→ **Available records**
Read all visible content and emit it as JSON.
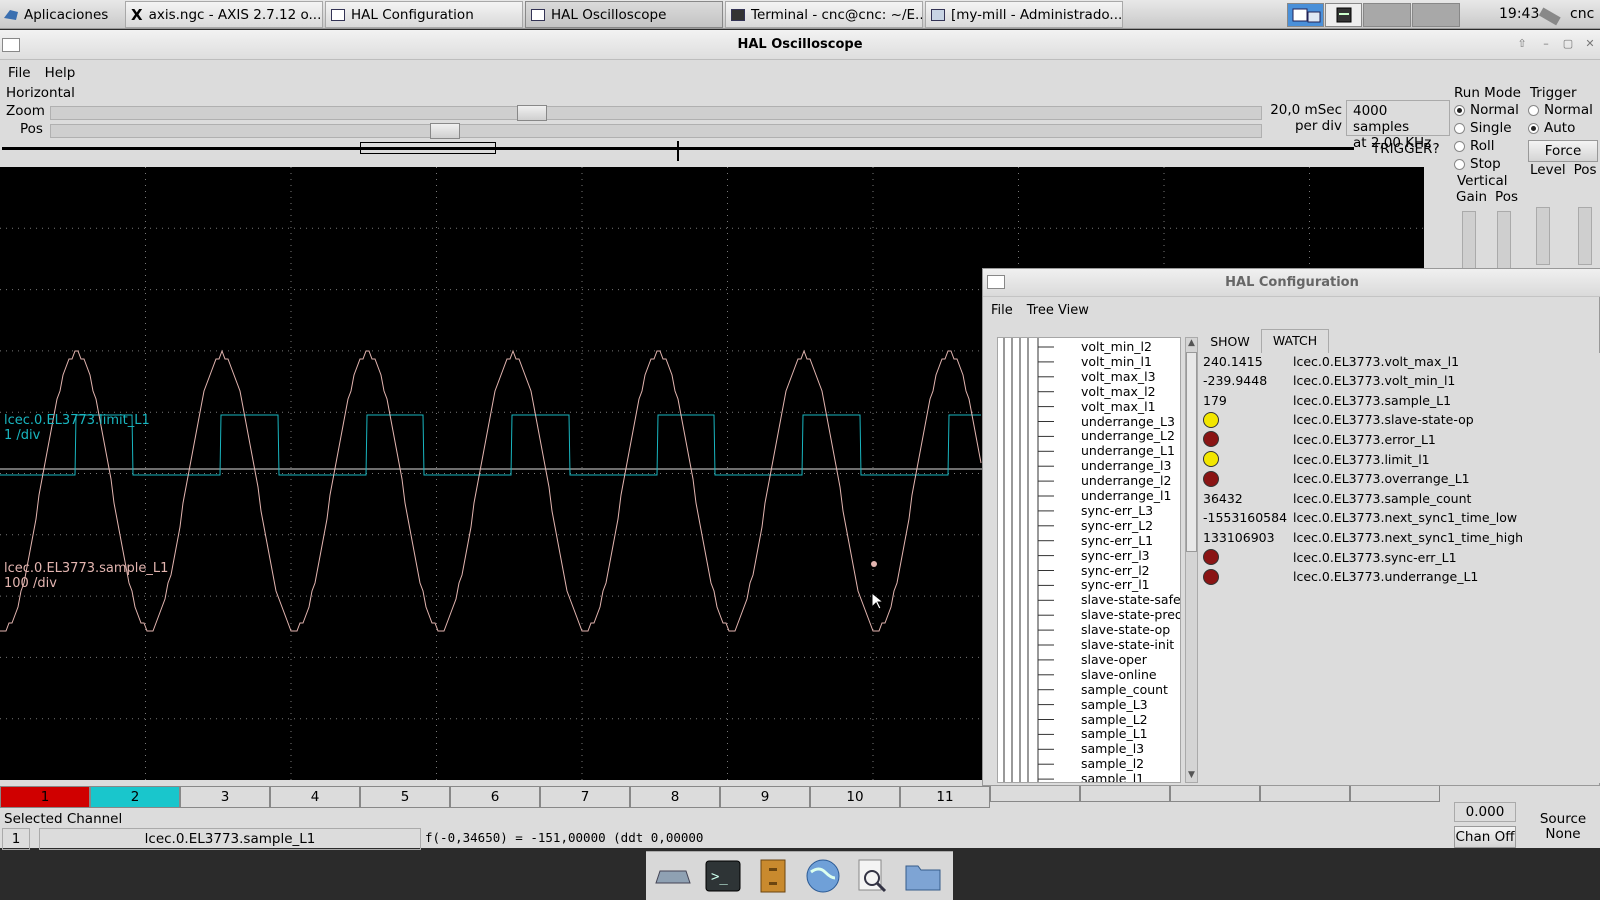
{
  "taskbar": {
    "apps_menu": "Aplicaciones",
    "tasks": [
      {
        "label": "axis.ngc - AXIS 2.7.12 o...",
        "icon": "x-icon"
      },
      {
        "label": "HAL Configuration",
        "icon": "window-icon"
      },
      {
        "label": "HAL Oscilloscope",
        "icon": "window-icon"
      },
      {
        "label": "Terminal - cnc@cnc: ~/E...",
        "icon": "terminal-icon"
      },
      {
        "label": "[my-mill - Administrado...",
        "icon": "folder-icon"
      }
    ],
    "clock": "19:43",
    "user": "cnc"
  },
  "scope": {
    "title": "HAL Oscilloscope",
    "menu": [
      "File",
      "Help"
    ],
    "horizontal": {
      "label": "Horizontal",
      "zoom_label": "Zoom",
      "pos_label": "Pos",
      "zoom_value": 0.395,
      "pos_value": 0.321,
      "rate_line1": "20,0 mSec",
      "rate_line2": "per div",
      "samples_line1": "4000 samples",
      "samples_line2": "at 2,00 KHz",
      "trigger_status": "TRIGGER?"
    },
    "run_mode": {
      "label": "Run Mode",
      "options": [
        "Normal",
        "Single",
        "Roll",
        "Stop"
      ],
      "selected": "Normal"
    },
    "trigger": {
      "label": "Trigger",
      "options": [
        "Normal",
        "Auto"
      ],
      "selected": "Auto",
      "force": "Force",
      "level": "Level",
      "pos": "Pos"
    },
    "vertical": {
      "label": "Vertical",
      "gain": "Gain",
      "pos": "Pos"
    },
    "traces": [
      {
        "name": "lcec.0.EL3773.limit_L1",
        "scale": "1 /div",
        "color": "#19b6c0"
      },
      {
        "name": "lcec.0.EL3773.sample_L1",
        "scale": "100 /div",
        "color": "#e3b5b0"
      }
    ],
    "channels": [
      "1",
      "2",
      "3",
      "4",
      "5",
      "6",
      "7",
      "8",
      "9",
      "10",
      "11"
    ],
    "channel_colors": {
      "1": "#d00000",
      "2": "#19c6cc"
    },
    "selected_channel": {
      "label": "Selected Channel",
      "number": "1",
      "name": "lcec.0.EL3773.sample_L1",
      "readout": "f(-0,34650) = -151,00000 (ddt  0,00000"
    },
    "offset_value": "0.000",
    "chan_off": "Chan Off",
    "source_label": "Source",
    "source_value": "None"
  },
  "halconfig": {
    "title": "HAL Configuration",
    "menu": [
      "File",
      "Tree View"
    ],
    "tabs": [
      "SHOW",
      "WATCH"
    ],
    "active_tab": "WATCH",
    "tree_items": [
      "volt_min_l2",
      "volt_min_l1",
      "volt_max_l3",
      "volt_max_l2",
      "volt_max_l1",
      "underrange_L3",
      "underrange_L2",
      "underrange_L1",
      "underrange_l3",
      "underrange_l2",
      "underrange_l1",
      "sync-err_L3",
      "sync-err_L2",
      "sync-err_L1",
      "sync-err_l3",
      "sync-err_l2",
      "sync-err_l1",
      "slave-state-safeop",
      "slave-state-preop",
      "slave-state-op",
      "slave-state-init",
      "slave-oper",
      "slave-online",
      "sample_count",
      "sample_L3",
      "sample_L2",
      "sample_L1",
      "sample_l3",
      "sample_l2",
      "sample_l1"
    ],
    "watch": [
      {
        "value": "240.1415",
        "led": null,
        "name": "lcec.0.EL3773.volt_max_l1"
      },
      {
        "value": "-239.9448",
        "led": null,
        "name": "lcec.0.EL3773.volt_min_l1"
      },
      {
        "value": "179",
        "led": null,
        "name": "lcec.0.EL3773.sample_L1"
      },
      {
        "value": "",
        "led": "#f2e600",
        "name": "lcec.0.EL3773.slave-state-op"
      },
      {
        "value": "",
        "led": "#8a1414",
        "name": "lcec.0.EL3773.error_L1"
      },
      {
        "value": "",
        "led": "#f2e600",
        "name": "lcec.0.EL3773.limit_l1"
      },
      {
        "value": "",
        "led": "#8a1414",
        "name": "lcec.0.EL3773.overrange_L1"
      },
      {
        "value": "36432",
        "led": null,
        "name": "lcec.0.EL3773.sample_count"
      },
      {
        "value": "-1553160584",
        "led": null,
        "name": "lcec.0.EL3773.next_sync1_time_low"
      },
      {
        "value": "133106903",
        "led": null,
        "name": "lcec.0.EL3773.next_sync1_time_high"
      },
      {
        "value": "",
        "led": "#8a1414",
        "name": "lcec.0.EL3773.sync-err_L1"
      },
      {
        "value": "",
        "led": "#8a1414",
        "name": "lcec.0.EL3773.underrange_L1"
      }
    ]
  },
  "dock": {
    "icons": [
      "drive-icon",
      "terminal-icon",
      "file-cabinet-icon",
      "globe-icon",
      "magnifier-icon",
      "folder-icon"
    ]
  }
}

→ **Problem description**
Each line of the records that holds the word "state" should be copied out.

→ **Solution**
      "slave-state-safeop",
      "slave-state-preop",
      "slave-state-op",
      "slave-state-init",
        "name": "lcec.0.EL3773.slave-state-op"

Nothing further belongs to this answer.